Taking the last couple of days off work before Christmas can get you out of all the Christmas talk.
Give yourself permission
Give yourself permission to laugh, cry, go out, stay in, or go to things and leave early. And whatever you plan to do, you are totally allowed to change your mind.
Don't do anything you don't want to. Fib if you need to, but just say no. You don't have to go to the party, wear the jumper, or get involved in the Secreat Santa if you don't want to.
Announce your intentions early
The first year I decided to spend Christmas afternoon with friends. The second, I decided to head off to a shepherd's hut in the Lake District. Both years I told my family early, to stop the well-intentioned invitations. I love my family, and I love spending time with them, but I just didn't want to be part of a family Christmas without Tim.
Be aware that things can get overwhelming
If you are part of a big celebration, it can get too much sometimes. Take a breath, try grounding (five things you see, four things you hear, three things you touch, two things you smell, one thing you taste), or find a quiet corner for a moment.
Let people know that you might have tough moments, and let them know whether you want to be fussed, ignored, hugged or distracted. And if you are spending it alone, you can ask someone to check in on you at some point of the day if that would help.
Have an exit strategy
If I go to a big event, I like to arrive early so that I can find places to hide if I need them, and so that I'm not walking into a full and busy room. Driving or having a taxi booked means that you can leave early if you want to – taxis can always be rescheduled if you find you are having fun.
Ignore Christmas completely
It's allowed. Buy nice non-Christmas food, stock up on non-Christmas films, binge on box sets. Shut the door on Christmas Eve and ignore the world, and then emerge on Boxing Day. Switching off social media can help you to keep Christmas away too.
Don't give in to pressure from others

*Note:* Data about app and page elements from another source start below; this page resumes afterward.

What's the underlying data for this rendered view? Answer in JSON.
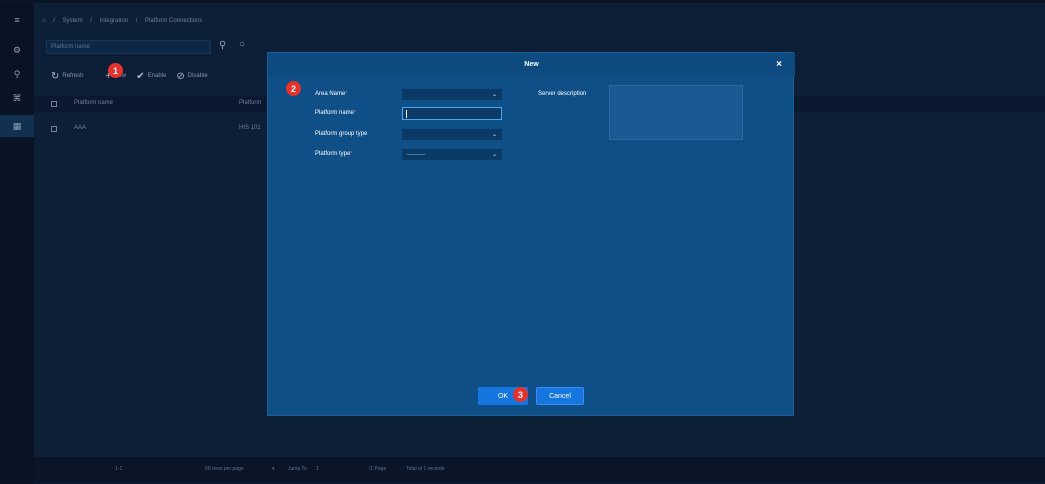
{
  "breadcrumb": {
    "home_icon": "home-icon",
    "sep1": "/",
    "item1": "System",
    "sep2": "/",
    "item2": "Integration",
    "sep3": "/",
    "item3": "Platform Connections"
  },
  "search": {
    "placeholder": "Platform name"
  },
  "toolbar": {
    "refresh_label": "Refresh",
    "new_label": "New",
    "enable_label": "Enable",
    "disable_label": "Disable"
  },
  "table": {
    "columns": [
      "Platform name",
      "Platform"
    ],
    "rows": [
      {
        "name": "AAA",
        "platform": "HIS 101"
      }
    ]
  },
  "footer": {
    "range": "1-1",
    "rows_per_page": "50 rows per page",
    "jump_label": "Jump To",
    "jump_value": "1",
    "pages": "/1 Page",
    "total": "Total of 1 records"
  },
  "modal": {
    "title": "New",
    "close": "×",
    "area_label": "Area Name",
    "platform_name_label": "Platform name",
    "group_type_label": "Platform group type",
    "platform_type_label": "Platform type",
    "platform_type_value": "———",
    "server_desc_label": "Server description",
    "required_mark": "*",
    "ok_label": "OK",
    "cancel_label": "Cancel"
  },
  "annotations": {
    "step1": "1",
    "step2": "2",
    "step3": "3"
  },
  "colors": {
    "modal_bg": "#0f4f87",
    "primary_button": "#1676e0",
    "badge": "#e5322d",
    "page_bg": "#0d1f36"
  }
}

Spending Christmas alone, with friends, with strangers, working, volunteering, whatever – if it's what you want to do, then just do it. Don't feel that you have to fit in.
Volunteer if you want to, bit don't do it because you feel you ought to.
Create new memories
Do something totally different. I have amazing memories of the year I went and stayed in a shepherd's hut. I stocked up on goodies, stacked my Kindle full of books, saw a friend for Christmas lunch, but for the rest of the time I looked at the view, pottered around, ate my body weight in chocolate, and slept. You can have a tradition of not having a tradition.
Buy yourself something nice
A big present, a little present – it doesn't matter what it is, but have something special just for you on Christmas Day. You can say it's from you, or from your partner, or from your cat. Whatever you want.
You are allowed to enjoy whatever it is that you are doing. Don't feel guilty.
It might be a good idea to have some plans made, otherwise you might just drift and feel worse. But don't plan so much that you feel guilty about not doing it all. Stock up on the food you need, decorate the house and tree if you want to, plan to catch up on some hobbies or some reading, go for a walk, pamper yourself with a long bath. Whatever you really fancy that you don't normally have time to do.
I was widowed at 50 when Tim, who I expected would be my happy-ever-after following a marriage break-up, died suddenly from heart failure linked to his type 2 diabetes. Though we'd known each other since our early 20s, we'd been married less than ten years.